From: "Sprague, Harold O." <SpragueHO(--nospam--at)bv.com>
Date: Mon, 10 Jan 2000 15:22:04 -0600
Conventional Reinforced Concrete:
You mentioned the most obvious caveat on the concrete side
(shoring). Also consider:
1. Jack the slab to relieve the DL
2. Scarify / prepare / test the surface to get adequate
bond from new to old concrete. Dowels can be used, but they are more
expensive. There is a good history for raking surfaces to get new concrete
to bond to existing. With a 4" thickness you don't need to account for a
different modulus of elasticity.
3. Use a low shrinkage concrete. I wouldn't use
shrinkage compensating, but you can reduce shrinkage with a good mix and
This is how Filigree wide slab is done. The also have a
mechanical anchor, but it does not see the horizontal shear load. The bond
For the "steel beams from above" solution. Also consider jacking the
slab to preload the steel beams.
Another possibility is a system of composite steel beams:
1. Provide steel beams below the slab connected to the
2. Preload the steel beams
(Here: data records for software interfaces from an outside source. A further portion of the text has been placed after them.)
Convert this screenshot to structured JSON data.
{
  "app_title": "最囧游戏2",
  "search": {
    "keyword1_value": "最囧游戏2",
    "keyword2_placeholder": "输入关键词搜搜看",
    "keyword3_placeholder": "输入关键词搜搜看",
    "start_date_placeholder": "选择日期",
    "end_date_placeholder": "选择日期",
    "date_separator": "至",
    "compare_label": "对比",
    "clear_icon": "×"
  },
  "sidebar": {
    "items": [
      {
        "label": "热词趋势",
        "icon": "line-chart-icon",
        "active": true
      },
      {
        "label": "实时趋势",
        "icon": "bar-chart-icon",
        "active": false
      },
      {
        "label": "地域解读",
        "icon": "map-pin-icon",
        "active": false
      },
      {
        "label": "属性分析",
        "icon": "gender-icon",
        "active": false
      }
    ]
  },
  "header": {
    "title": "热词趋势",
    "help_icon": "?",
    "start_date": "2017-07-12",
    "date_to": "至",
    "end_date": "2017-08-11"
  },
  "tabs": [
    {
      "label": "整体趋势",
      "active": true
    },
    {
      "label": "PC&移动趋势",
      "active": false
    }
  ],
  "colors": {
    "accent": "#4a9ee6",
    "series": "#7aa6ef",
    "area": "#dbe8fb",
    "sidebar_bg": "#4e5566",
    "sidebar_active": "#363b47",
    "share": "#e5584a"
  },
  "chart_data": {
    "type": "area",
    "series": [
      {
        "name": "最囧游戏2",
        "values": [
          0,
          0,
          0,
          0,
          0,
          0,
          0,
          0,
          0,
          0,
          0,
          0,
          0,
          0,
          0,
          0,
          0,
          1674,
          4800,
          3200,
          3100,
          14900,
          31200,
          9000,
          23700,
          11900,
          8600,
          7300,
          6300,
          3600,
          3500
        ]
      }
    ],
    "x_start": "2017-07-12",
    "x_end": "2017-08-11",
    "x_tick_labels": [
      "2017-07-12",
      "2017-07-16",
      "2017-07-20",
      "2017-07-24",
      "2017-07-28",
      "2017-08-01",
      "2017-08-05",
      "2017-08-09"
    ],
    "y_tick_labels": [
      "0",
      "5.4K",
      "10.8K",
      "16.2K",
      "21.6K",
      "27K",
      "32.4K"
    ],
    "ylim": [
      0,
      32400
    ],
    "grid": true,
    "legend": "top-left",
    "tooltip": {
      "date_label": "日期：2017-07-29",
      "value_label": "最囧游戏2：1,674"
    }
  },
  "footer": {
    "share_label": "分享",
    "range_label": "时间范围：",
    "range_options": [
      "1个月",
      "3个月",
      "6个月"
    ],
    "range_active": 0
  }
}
3. Drill holes through the slab
4. Shoot shear connectors to the top flange of the
5. Grout the shear connector holes full
6. Remove preload after grout is cured
Another potential solution is external PT in which the PT strand is
harped similar to prestressed concrete. Use either cast-in-place concrete
anchor blocks / spacer blocks, structural steel, or a combination. This can
be a very cost effective solution.
You can get load cells to tell you how much load you are putting on the
structural elements during jacking for the shoring / jacking solutions.
Obviously the rams will be calibrated to indicate the amount of PT force.
You should always factor in long term deflections.
> -----Original Message-----
> From: Alexander Sasha Itsekson [SMTP:sitsekson(--nospam--at)ida-se.com]
> Sent: Monday, January 10, 2000 1:41 PM
> To: List server
> Subject: Concrete flat slab strengthening
> I am working on the renovations for the existing 4 story concrete building
> with flat slabs (10" thick at the floors and 8" thick at the existing
> and columns on the 23' by 25' grid. The building is approximately
> in plan with a few oddly sized bays. The building is a historical
> structure. It is used to be SEARS store and is being converted to lofts
> They are adding an additional story on top of this building. Obviously
> new roof is curved and none of the new bearing walls are centered on top
> the columns. The existing roof slab needs to be leveled and is
> with all the additional dead and live loads.
> There a two ways of retrofitting of the existing roof slab that were
> discussed with the architect:
> 1. Steel framing raised several inches above ex. slab and supported on top
> of existing columns (columns are fine for the additional loads as the
> slabs were designed for 125 psf live loads) with concrete filled metal
> This was my preferred solution.
> 2. A minimum 4" reinforced concrete filling to bring the slab thickness to
> 11". Of course the existing slab will need to be shored prior to pouring
> new concrete and new topping shall be dowelled into ex. concrete.
> The architect's choice is to use the topping slab, of course.
> 1. What are the potential problems with the second choice in your
> experience? I have always used steel framing to reinforce existing slabs
> but this was ruled out by the architect.
> 2. Are there any alternatives?
> 3. Shall we be concerned with long term deflections?
> I appreciate your opinions.
> Thanks in advance,
> Alexander Sasha Itsekson
> INGRAHAM DEJESSE ASSOCIATES INC.
> Berkeley, CA
> (510) 527-7223 ext. 209